17 Apr

Colombo & Tsunami

I like the little I know of Sri Lanka. Colombo seems more spacious and cleaner than other South Asian cities. It’s less crowded, and being near the sea helps. Last Thursday afternoon, I was shocked to travel just two or three miles south of Colombo along the Galle Road to spot evidence of the tsunami’s destruction. Colombo itself shows no signs, in fact I expected none, because it is so far in the lee of Sri Lanka, well in the shadow zone. On previous visits I stayed at a hotel on Galle Road, 400 metres from the beach, the railway line running between the hotel and the sea. A couple of miles further on we began to see shells of houses or piles of rubble just beyond that line. The minibus turned right off Galle Road, bumping closer to the sea between single storey dwellings. Then left onto a dirt track parallel to the shore, leading to the local harbour. On our right, fishermen and their families occupy a strip of land 100 metres across. A few days before the Chinese prime minister was here to inaugurate a project to restore this little harbour and a dozen others like it round the southern coast, so this village had been tidied up–as far as any devastation can be tidied up. It was late afternoon on a public holiday–New Year’s Day in Sri Lanka and southern India–but the men couldn’t work if they wanted to. A small group came over and explained how the waves came in, sweeping away houses, boats, nets, despite a substantial breakwater 800 metres from shore.

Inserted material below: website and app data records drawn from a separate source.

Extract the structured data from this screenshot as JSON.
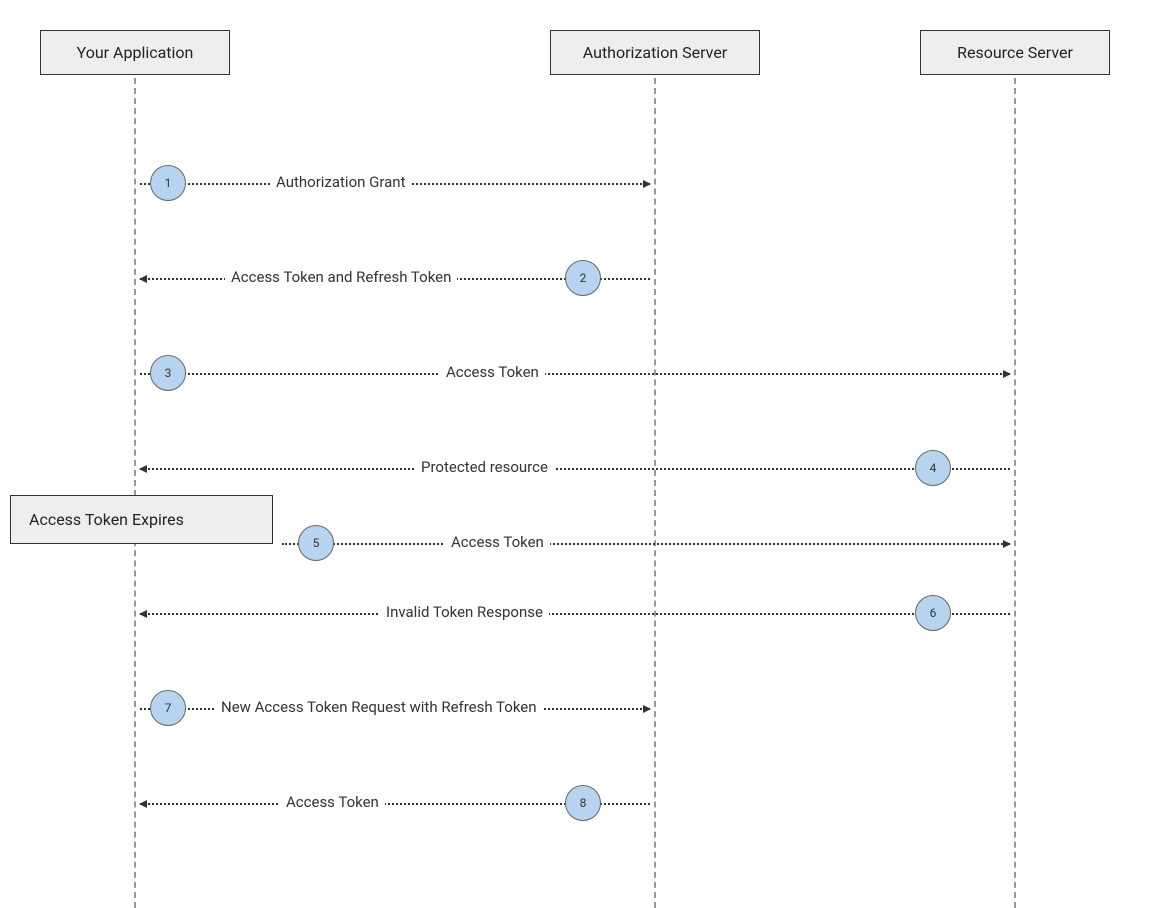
{
  "participants": {
    "app": "Your Application",
    "auth": "Authorization Server",
    "resource": "Resource Server"
  },
  "note": "Access Token Expires",
  "steps": {
    "s1": {
      "num": "1",
      "label": "Authorization Grant"
    },
    "s2": {
      "num": "2",
      "label": "Access Token and Refresh Token"
    },
    "s3": {
      "num": "3",
      "label": "Access Token"
    },
    "s4": {
      "num": "4",
      "label": "Protected resource"
    },
    "s5": {
      "num": "5",
      "label": "Access Token"
    },
    "s6": {
      "num": "6",
      "label": "Invalid Token Response"
    },
    "s7": {
      "num": "7",
      "label": "New Access Token Request with Refresh Token"
    },
    "s8": {
      "num": "8",
      "label": "Access Token"
    }
  }
}
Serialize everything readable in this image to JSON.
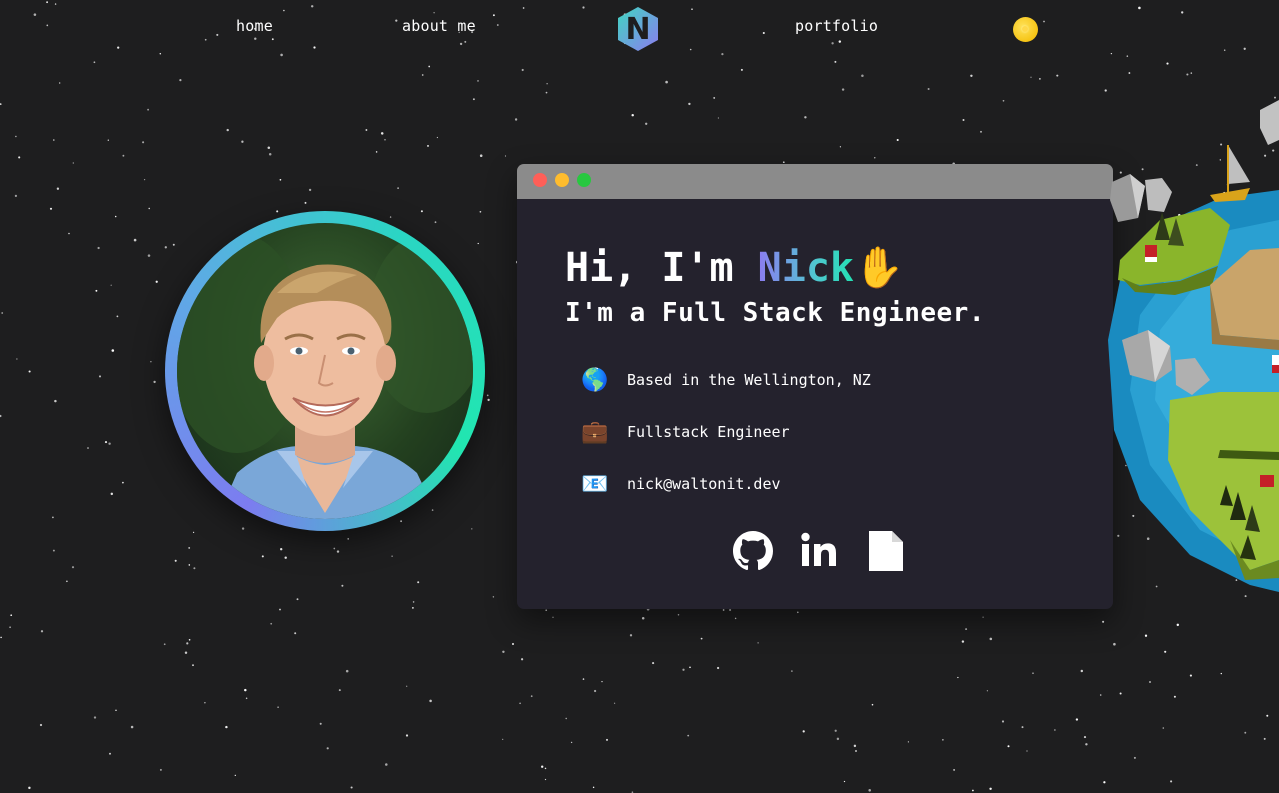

Two families live in shacks next to the rubble of their homes, protecting their plots even though the government has banned rebuilding within 100 metres of the sea. That takes in all the land these and neighbouring families live on. “We have filled in the forms to get money for nets and boats,” says one man, “but we have had no money at all.” Only two children give full smiles as they stand with their mother for a photograph; the adults and older children have an air of sombre resignation–forms but no money. Further down the coast it’s worse, we know. One train carried hundreds down this line to be drowned. Today, deep grey clouds hover above an inland storm; the blackest of crows squabble in the coconut trees; the sea sparkles. On the way to this sad place, we saw a motor scooter and autorickshaw collide; on our way back, an errant pick-up truck brought mayhem to traffic returning to the city. Normal service has been resumed.

17 April, 2005